It is a suitably dramatic ending to the 2020 election cycle. When voters in the Southern US state of Georgia go to the polls on January 6th to vote for two senators, they will also decide much more.
If Democrats can win both races, President-elect Joe Biden will have a working Senate majority, albeit a razor-thin one. Lose just one race, and the new administration will have to contend with a divided Congress. Republicans, under their Majority Leader Mitch McConnell, will block much of the president’s agenda from day one.
The runoff races – triggered by a first-round failure to win a majority – see Republican incumbents David Perdue and Kelly Loeffler go up against Democrats Jon Ossoff and Raphael Warnock. Perdue, formerly senior vice president of sports brand Reebok, has been a senator since 2014. He fell just short of a majority in the first round against Ossoff.
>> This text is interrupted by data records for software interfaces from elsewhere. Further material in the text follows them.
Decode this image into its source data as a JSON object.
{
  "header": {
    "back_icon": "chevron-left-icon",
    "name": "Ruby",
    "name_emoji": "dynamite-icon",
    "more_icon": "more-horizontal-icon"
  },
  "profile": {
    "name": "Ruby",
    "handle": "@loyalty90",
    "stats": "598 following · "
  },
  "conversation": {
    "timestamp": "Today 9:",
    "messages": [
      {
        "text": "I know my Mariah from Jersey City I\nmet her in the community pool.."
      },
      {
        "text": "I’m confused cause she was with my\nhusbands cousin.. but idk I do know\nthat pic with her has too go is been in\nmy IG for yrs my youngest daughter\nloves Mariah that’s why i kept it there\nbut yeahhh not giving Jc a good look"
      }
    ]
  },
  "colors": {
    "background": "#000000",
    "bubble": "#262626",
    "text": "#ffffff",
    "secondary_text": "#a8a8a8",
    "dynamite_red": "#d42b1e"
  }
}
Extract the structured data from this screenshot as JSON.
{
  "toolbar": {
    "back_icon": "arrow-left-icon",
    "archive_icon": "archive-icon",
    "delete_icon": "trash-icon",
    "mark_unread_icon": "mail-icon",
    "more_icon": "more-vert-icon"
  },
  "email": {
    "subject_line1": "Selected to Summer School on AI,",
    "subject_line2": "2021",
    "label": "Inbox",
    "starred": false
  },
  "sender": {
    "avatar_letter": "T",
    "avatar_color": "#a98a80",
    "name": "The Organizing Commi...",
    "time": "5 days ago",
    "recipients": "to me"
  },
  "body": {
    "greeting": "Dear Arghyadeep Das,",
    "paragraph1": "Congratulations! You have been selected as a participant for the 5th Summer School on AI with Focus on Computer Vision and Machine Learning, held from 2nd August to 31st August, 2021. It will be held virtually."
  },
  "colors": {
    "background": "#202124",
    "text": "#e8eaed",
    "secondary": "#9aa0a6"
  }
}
Businesswoman Loeffler, meanwhile, was chosen by Governor Brian Kemp for a Senate seat left vacant by the retiring Johnny Isaakson. She came second in a special election on November 3rd, in which numerous Republican and Democratic candidates all competed against each other. In first place was Warnock, an African American who is senior pastor of the famed Ebenezer Baptist Church in Atlanta, a job once held by Martin Luther King.
The elections come at a time of soul-searching within the national Republican coalition, which has made a particular impact in Georgia. Outgoing President Donald Trump has soured on Governor Kemp and Georgia Secretary of State Brad Raffensberger, following his shock loss in Georgia. Trump, the first GOP loser in the state since the Clinton era, went so far as to call for the two to be jailed because they did not support Trump’s claims about election rigging.
Some Republicans are worried that these bitter fault lines risk hurting the party’s candidates in the Senate contests. Many Georgian conservatives, believing the results of the presidential election were fraudulent, will sit this one out. Most recently, Frank Luntz, an influential Republican pollster, voiced fears about the electoral effects of the president’s conduct on Fox News.
The Republican candidates have been pursuing a relentlessly negative campaign, seeking to wrongly tar their opponents as radical leftists. In the case of Warnock, attacks from Loeffler have attracted accusations of racism from and against African American Christians. “We see your attacks against Warnock as a broader attack against the Black Church and faith traditions for which we stand,” wrote more than 100 faith leaders from multiple states in an open letter.
By contrast, the Democratic campaign has championed reform and aid for the state and country in the wake of Covid-19, with the slogan “Health. Jobs. Justice.” Warnock and Ossoff have campaigned together since their first rounds.
Their proudly progressive campaign marks a change from the established Democratic strategy in Southern
states of fielding white, Christian conservative Democrats in the hope of peeling away some white Republican votes. Ossoff, though white, is Jewish American. The shift in strategy and tone reflects an increased confidence following Biden’s win here, and the lasting impact of black voting rights activist Stacey Abrams’ impressive showing in the 2018 Governor race.
The polls show a nail-bitingly close contest, with less than a percentage point between candidates in both races. President-elect Biden’s visit to the state in mid-December highlighted the national importance of the election. In a deeply partisan Washington, there is little hope of passing much through Congress without controlling both the House and Senate.
Key issues on the agenda, like climate change and affordable healthcare for Americans, will be more difficult for the president to address without a Democratic Senate. The frustrations of dealing with a right-leaning Senate would also pose problems for Biden, as the left fringe of the Democrats, strengthened by the presidential election results, demands an increasingly progressive agenda.
The pivotal nature of the election has attracted a steady flow of donor money for both sides. In particular, the involvement of Wall Street dollars has underlined the financial lobby’s continued importance in US politics. Top Republican donors include Stephen Schwarzman of Blackstone Group, while the pro-Democrat Super Majority Pac also received $10.2m from Renaissance Technologies. Nonetheless, Republicans have had a clear edge in fundraising, putting pressure on the Democratic campaign.
Whatever the result, the ramifications of these elections will be even greater than the interest they have generated. In a country and state yet to recover from the splits of November’s election, expect the vitriol and mudslinging to continue long after the dust has settled.